Botulinum Toxin Shows Promise for Psoriasis

Close up of nurse preparing a syringe for an injection
The effect of botulinum neurotoxins (BoNT-A) on the change of total clinical score of skin lesions of patients with plaque psoriasis at week 4 was evaluated.

Patients with psoriasis experienced significant improvement in their total clinical score (TCS) 4 weeks after treatment with botulinum toxin, according to findings from a small study published in Dermatologic Therapy.

Researchers conducted a proof-of-concept study of botulinum toxin in 8 patients with stable plaque psoriasis and some lesions recalcitrant to therapy (6 patients were on topical therapy only and 2 patients were on biologic therapy). For each patient, the investigators selected up to 2 plaques, with a maximum diameter of 5 cm2. Participants received a single botulinum neurotoxin A (BoNT-A) injection at a dilution of 5 units per cm2, with a maximum of 50 units. A clinical evaluation, measurement of TCS, and a photographic record were performed at weeks 0, 2, and 4 after the BoNT-A treatment.

The mean age of the patients was 50.75 years (range, 30-62 years), the majority were White (62.5%), and the initial average TCS was 8 (range, 6-11) (P = .590). At 4 weeks, the TCS score was 4.92 (range, 3-8) (P = .557), a difference of 3.083 points (P = .001), demonstrating a statistically significant clinical improvement.

All parameters that were evaluated—desquamation, erythema, and infiltration—for the TCS score showed improvement, but especially noteworthy was improvement in erythema and infiltration of the evaluated lesions, according to the study authors, and 2 patients reported a significant decrease in the pruritus associated with their psoriasis lesions.

No serious adverse events occurred, and no adverse events directly related to BoNT were reported, the researchers wrote. In addition, none of the participants discontinued their participation during the observation period. “Our results indicated a substantial improvement in all patients, 4 weeks after treatment, with no significant side effects,” stated the researchers.

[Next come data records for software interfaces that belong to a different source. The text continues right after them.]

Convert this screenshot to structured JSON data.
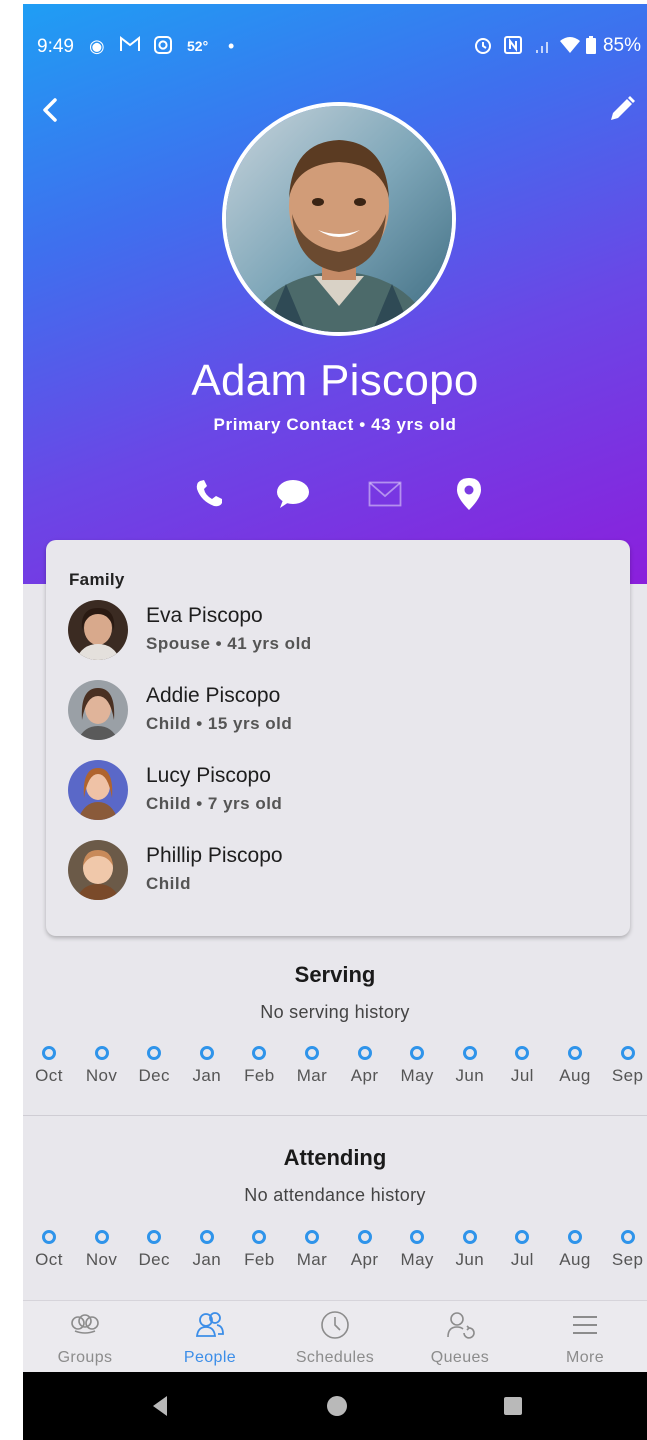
{
  "status_bar": {
    "time": "9:49",
    "temperature": "52°",
    "battery": "85%"
  },
  "profile": {
    "name": "Adam Piscopo",
    "subtitle": "Primary Contact • 43 yrs old"
  },
  "family": {
    "title": "Family",
    "members": [
      {
        "name": "Eva Piscopo",
        "role": "Spouse • 41 yrs old"
      },
      {
        "name": "Addie Piscopo",
        "role": "Child • 15 yrs old"
      },
      {
        "name": "Lucy Piscopo",
        "role": "Child • 7 yrs old"
      },
      {
        "name": "Phillip Piscopo",
        "role": "Child"
      }
    ]
  },
  "serving": {
    "title": "Serving",
    "empty_text": "No serving history",
    "months": [
      "Oct",
      "Nov",
      "Dec",
      "Jan",
      "Feb",
      "Mar",
      "Apr",
      "May",
      "Jun",
      "Jul",
      "Aug",
      "Sep"
    ]
  },
  "attending": {
    "title": "Attending",
    "empty_text": "No attendance history",
    "months": [
      "Oct",
      "Nov",
      "Dec",
      "Jan",
      "Feb",
      "Mar",
      "Apr",
      "May",
      "Jun",
      "Jul",
      "Aug",
      "Sep"
    ]
  },
  "bottom_nav": {
    "items": [
      {
        "label": "Groups",
        "icon": "groups-icon"
      },
      {
        "label": "People",
        "icon": "people-icon",
        "active": true
      },
      {
        "label": "Schedules",
        "icon": "clock-icon"
      },
      {
        "label": "Queues",
        "icon": "queues-icon"
      },
      {
        "label": "More",
        "icon": "menu-icon"
      }
    ]
  },
  "colors": {
    "gradient_start": "#1f9ef4",
    "gradient_end": "#8b1fdc",
    "accent": "#2f94ea",
    "background": "#e8e7ec"
  }
}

“Our study showed a significant improvement of 38.5% of mean difference (P = .001) of the TCS score following a single dose of BoNT, documented by photographic evaluation,” the investigators commented. “These results are concordant with other studies that have shown an improvement of psoriasis plaques following BoNT injections. This improvement in recalcitrant psoriasis lesions with a single application of a product with a high safety profile proposes a novel target in psoriasis treatment.” Large controlled trials are needed to further assess this potential treatment for recalcitrant plaques of psoriasis, they concluded.


González C, Franco M, Londoño A, Valenzuela F. Breaking paradigms in the treatment of psoriasis: Use of botulinum toxin for the treatment of plaque psoriasis [published online September 19, 2020]. Dermatol Ther. doi: